On our last day in Ubud a bus was blocking the only road in and out of that wonderful town on a hill. Realising it could be hours before cars would pass the hotel again, the quick thinking receptionist marshalled the security guy out front and one the porters and they pitched up on their scooters to magic us down the hill, past the bus (one scooter at a time could fit past!) to where the receptionist had told our car to wait for us. Our luggage followed immediately conveyed on the same scooters. Throughout the entire operation everyone was in high glee, exuberant and exhilarated, enjoying the sheer fun of it all.


Bali is a special place – ask anyone who has been there. It’s incumbent now on those of us who’ve been there to spread the good news and make sure that the world of business events knows that Bali is indeed open for business.

Pádraic Gilligan, Pat Delaney & Aoife McCrum run SoolNua, a specialist marketing agency working with destinations, venues and hotels on strategy, marketing and training for Business Events.





2 thoughts on “Lessons from Bali for Business Events Professionals

  1. A super read, bringing back memories of being a far too old backpacker at 38 in Bali, during an early ‘mid life crisis’ career change from Education to Business Tourism!

    So you are highlighting the opposite of where the delegate brings back the family to a destination for a post MICE event leisure trip – interesting. And again, it’s that message of we older professionals in the business having to really wake up to the ‘millennial decision maker’ reality and tailor our offerings accordingly.

    Now get back to those beaches and the Bintang!

    Best regards


    1. padraicino says:

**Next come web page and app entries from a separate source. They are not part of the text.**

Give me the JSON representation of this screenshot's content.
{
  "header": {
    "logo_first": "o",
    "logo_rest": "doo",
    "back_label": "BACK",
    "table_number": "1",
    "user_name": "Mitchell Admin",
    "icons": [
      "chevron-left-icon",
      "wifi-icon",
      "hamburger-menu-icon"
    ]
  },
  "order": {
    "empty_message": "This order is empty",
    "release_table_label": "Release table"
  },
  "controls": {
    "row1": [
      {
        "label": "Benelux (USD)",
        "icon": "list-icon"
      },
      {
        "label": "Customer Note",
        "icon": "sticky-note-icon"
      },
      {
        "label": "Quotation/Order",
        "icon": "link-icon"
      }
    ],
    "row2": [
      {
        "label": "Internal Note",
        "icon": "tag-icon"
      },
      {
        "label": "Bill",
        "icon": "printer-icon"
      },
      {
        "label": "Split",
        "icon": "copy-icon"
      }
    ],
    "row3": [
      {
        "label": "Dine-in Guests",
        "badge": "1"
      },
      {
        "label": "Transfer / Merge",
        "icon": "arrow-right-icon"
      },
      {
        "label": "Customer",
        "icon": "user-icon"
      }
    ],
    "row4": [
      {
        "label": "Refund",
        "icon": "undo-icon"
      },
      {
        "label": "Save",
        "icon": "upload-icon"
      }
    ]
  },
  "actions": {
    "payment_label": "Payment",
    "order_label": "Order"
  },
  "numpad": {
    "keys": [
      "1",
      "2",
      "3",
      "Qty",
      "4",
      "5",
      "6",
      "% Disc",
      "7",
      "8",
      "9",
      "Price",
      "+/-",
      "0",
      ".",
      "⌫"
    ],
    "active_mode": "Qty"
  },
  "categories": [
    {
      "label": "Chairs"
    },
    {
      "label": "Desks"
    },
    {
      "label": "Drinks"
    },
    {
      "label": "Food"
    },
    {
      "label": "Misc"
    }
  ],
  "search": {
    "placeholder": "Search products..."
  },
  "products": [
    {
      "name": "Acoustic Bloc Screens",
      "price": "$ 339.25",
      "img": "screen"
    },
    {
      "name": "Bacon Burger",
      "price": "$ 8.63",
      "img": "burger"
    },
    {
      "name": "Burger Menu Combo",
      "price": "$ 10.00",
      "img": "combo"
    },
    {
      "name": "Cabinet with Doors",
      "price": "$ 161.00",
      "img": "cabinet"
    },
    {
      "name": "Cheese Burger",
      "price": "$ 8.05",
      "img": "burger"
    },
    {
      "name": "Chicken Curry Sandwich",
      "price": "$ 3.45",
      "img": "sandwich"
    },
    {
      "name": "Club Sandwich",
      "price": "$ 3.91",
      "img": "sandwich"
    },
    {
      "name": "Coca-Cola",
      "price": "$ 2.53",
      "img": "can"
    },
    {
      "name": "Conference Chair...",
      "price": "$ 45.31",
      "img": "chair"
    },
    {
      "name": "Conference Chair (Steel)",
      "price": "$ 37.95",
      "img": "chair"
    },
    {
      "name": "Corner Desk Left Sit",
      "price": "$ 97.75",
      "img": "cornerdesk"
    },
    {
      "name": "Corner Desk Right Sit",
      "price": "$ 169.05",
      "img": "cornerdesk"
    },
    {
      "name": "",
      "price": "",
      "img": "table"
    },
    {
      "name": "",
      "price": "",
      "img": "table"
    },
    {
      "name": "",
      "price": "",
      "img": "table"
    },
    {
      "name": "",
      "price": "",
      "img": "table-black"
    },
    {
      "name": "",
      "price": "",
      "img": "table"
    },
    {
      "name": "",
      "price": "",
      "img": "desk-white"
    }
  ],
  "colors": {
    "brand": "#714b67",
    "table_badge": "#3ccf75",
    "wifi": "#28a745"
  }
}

      LOL! Once a backpacker, always a backpacker!

Leave a Reply

This site uses Akismet to reduce spam. Learn how your comment data is processed.